Strengthening The Resiliency Of Communities In The Face Of Global Warming: Lessons From The Pacific Northwest
People stranded on rooftops. Floodwaters covering the interstate. Thousands without power, displaced from their homes.
Sound like the scene from New Orleans after Hurricane Katrina?
Right now, it’s the reality for many communities in the Pacific Northwest. The region was recently hit by a major rain storm, which triggered massive flooding on rivers in Oregon and Washington.
These floods are the latest wake-up call, showing us why we need to rethink our country’s flood protection strategies.
In many cases our old approaches – levees, dams and flood walls – have exacerbated the very problems they were meant to fix. Despite spending more than $25 billion on federal levees and dams, national flood losses continue to rise.
Traditional levees constrict a river’s flow, making the river’s floodwaters higher and more powerful as they rush downstream. While levees might protect one community, they also can put a downstream community at even greater risk.
The Association of State Floodplain Managers agrees that levees need to be the last line of defense, not the first.
Experts tell us that the frequency and intensity of rain storms and flooding will increase with global warming. While levees and other structural measures will still play a role in flood protection, the engineering fixes of the past won’t be enough to meet future needs.
It’s time to embrace cost-effective natural flood protection solutions. Not only can these solutions help protect communities, they also help provide clean water and safeguard fish and wildlife.
Here are 3 natural flood protection tips for safeguarding communities:
1. Protect wetlands, forests and streamside vegetation --- Wetlands and natural vegetation help absorb floodwaters and can serve as barriers between floodwaters and homes. Wetlands also help filter pollution and give us clean water.
2. Manage stormwater naturally --- Run-off from roads should be allowed to seep back into the ground, so it doesn’t overwhelm drains and sewers. Not only can this help reduce local flooding, it also recharges underground aquifers.
3. Stop building in floodplains --- Keep new development out of floodplains and, where possible, move existing homes out of harm’s way. Parks and natural areas enhance community access to river recreation, and provide habitat for birds, fish and wildlife.
These three steps not only provide flood protection, they also deliver many of other benefits – clean water, recreation, wildlife and quality-of-life – that our communities enjoy.

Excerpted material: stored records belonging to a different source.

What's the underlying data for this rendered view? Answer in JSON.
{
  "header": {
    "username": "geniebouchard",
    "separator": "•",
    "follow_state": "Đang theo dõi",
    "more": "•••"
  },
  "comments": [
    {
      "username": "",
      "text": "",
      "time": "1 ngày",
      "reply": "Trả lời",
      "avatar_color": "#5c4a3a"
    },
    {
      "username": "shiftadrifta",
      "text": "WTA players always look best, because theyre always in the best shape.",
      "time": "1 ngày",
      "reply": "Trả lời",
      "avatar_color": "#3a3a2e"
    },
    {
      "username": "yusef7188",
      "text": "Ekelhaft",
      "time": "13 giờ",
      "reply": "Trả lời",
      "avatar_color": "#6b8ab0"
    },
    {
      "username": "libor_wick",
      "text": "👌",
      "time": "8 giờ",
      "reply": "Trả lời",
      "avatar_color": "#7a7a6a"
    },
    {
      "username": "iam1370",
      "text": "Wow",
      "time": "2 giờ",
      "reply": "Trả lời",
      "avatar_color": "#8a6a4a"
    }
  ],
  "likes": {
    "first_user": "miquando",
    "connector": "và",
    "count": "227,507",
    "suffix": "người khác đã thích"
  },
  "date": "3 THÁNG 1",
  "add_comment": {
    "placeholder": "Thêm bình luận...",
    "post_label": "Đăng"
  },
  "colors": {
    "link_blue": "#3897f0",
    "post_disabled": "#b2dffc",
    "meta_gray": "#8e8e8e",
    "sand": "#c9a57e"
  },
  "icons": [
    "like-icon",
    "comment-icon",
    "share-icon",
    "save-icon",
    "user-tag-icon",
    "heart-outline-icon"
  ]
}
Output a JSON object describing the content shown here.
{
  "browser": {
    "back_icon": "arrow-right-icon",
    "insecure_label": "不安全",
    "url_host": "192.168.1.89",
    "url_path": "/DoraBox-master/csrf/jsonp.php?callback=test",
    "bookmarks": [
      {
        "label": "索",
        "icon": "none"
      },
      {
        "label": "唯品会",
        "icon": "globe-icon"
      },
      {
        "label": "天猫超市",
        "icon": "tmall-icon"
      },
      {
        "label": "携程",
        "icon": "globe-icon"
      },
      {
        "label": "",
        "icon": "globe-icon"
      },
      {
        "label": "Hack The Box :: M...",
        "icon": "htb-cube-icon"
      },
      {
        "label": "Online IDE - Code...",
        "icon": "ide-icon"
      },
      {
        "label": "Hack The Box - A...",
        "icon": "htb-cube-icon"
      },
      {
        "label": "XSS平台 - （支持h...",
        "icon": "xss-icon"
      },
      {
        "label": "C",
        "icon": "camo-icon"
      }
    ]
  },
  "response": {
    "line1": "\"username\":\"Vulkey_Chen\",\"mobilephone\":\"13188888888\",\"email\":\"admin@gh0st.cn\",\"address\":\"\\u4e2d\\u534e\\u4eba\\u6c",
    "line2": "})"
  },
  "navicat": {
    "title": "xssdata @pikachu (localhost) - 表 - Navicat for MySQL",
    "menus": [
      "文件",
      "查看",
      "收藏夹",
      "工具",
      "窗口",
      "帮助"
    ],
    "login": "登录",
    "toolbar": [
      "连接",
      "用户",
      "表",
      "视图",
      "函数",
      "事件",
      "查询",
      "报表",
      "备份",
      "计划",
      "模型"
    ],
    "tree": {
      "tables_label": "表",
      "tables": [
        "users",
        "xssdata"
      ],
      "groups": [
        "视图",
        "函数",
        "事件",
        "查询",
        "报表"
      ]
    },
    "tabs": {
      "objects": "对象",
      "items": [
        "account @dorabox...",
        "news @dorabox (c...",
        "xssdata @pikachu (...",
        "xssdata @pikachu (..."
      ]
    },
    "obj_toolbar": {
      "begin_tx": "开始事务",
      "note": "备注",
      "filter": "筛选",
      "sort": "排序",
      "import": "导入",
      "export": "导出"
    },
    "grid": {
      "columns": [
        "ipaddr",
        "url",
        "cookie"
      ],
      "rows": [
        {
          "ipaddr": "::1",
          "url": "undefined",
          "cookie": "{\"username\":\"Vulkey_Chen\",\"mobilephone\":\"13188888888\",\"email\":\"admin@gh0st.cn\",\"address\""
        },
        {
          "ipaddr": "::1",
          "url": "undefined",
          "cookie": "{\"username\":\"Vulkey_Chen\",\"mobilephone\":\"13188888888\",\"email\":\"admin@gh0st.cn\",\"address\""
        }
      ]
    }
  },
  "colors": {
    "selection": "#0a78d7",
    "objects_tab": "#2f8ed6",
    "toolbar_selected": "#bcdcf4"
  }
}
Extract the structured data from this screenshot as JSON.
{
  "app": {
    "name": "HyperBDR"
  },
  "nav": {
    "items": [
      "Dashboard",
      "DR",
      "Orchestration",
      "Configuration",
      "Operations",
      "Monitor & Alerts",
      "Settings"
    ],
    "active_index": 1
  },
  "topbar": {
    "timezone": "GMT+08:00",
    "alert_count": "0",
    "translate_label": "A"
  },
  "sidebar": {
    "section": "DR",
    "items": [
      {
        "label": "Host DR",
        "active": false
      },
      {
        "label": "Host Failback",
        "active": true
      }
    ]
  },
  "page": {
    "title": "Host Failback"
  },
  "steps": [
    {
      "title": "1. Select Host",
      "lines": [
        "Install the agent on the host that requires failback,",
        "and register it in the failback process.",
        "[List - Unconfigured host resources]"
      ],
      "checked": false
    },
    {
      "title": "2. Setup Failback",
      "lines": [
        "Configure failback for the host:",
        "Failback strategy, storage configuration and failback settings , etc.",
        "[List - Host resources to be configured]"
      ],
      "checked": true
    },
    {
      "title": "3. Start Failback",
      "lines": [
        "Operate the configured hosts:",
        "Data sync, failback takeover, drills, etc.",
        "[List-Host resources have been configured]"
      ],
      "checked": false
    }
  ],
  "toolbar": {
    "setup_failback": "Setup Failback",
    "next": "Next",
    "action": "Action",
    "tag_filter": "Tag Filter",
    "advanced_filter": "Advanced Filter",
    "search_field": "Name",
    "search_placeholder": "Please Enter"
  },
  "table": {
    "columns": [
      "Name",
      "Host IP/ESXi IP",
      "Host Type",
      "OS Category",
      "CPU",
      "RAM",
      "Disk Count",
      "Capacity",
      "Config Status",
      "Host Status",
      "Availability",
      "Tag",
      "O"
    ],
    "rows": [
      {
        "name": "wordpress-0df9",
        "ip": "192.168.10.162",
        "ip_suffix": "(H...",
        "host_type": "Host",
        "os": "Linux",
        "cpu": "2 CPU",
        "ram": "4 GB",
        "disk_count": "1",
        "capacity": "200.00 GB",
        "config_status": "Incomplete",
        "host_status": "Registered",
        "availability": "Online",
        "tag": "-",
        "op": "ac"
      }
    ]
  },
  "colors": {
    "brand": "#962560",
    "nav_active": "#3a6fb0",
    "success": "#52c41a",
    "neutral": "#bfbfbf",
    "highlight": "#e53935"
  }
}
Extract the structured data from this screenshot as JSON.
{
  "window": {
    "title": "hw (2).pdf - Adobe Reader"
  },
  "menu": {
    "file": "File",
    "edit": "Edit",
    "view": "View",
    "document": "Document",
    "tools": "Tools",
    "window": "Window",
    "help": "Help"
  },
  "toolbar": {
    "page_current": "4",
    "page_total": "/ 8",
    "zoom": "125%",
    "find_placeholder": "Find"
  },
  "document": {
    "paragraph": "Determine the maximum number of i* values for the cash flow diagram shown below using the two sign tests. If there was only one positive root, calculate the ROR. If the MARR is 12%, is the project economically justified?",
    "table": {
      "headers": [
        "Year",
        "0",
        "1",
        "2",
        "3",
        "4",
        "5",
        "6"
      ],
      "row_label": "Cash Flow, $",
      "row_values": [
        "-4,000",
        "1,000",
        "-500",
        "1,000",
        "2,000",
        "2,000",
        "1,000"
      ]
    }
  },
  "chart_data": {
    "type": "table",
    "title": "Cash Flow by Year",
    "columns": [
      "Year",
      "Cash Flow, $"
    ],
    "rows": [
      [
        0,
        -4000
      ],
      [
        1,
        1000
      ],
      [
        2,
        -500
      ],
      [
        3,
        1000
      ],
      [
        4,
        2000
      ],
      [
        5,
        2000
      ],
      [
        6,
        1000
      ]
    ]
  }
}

Embracing natural flood protection will strengthen the resiliency of our communities in the face of global warming, and will allow us to pass on a legacy of healthy rivers to the next generation.